Goal of the exercise:
How many lines in the entries below include the word "value"? Respond with the number only.

Given entries:
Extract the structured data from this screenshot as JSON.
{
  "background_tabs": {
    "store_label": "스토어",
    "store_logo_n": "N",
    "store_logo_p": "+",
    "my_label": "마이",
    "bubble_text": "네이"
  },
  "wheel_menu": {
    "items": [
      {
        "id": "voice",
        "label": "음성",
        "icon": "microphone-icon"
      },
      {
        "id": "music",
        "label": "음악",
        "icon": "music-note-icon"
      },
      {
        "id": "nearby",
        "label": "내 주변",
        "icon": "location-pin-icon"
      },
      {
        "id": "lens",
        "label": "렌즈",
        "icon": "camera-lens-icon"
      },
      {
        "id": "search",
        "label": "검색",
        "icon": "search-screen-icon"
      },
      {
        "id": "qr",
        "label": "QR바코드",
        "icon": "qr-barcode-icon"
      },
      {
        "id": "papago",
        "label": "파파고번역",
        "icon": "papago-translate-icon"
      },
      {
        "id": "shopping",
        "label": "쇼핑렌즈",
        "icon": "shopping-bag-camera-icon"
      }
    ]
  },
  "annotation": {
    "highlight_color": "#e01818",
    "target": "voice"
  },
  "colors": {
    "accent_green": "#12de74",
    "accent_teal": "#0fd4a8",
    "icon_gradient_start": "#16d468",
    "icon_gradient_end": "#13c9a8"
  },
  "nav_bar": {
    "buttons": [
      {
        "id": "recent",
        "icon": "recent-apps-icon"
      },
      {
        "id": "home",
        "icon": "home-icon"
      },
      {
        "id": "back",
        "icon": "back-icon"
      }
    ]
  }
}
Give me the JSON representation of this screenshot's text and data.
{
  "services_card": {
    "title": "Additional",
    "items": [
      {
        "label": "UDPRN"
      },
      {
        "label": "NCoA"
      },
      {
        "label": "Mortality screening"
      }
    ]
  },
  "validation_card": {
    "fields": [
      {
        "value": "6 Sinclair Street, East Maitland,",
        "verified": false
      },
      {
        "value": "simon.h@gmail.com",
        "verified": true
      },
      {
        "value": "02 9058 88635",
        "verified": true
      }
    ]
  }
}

Written reply:
3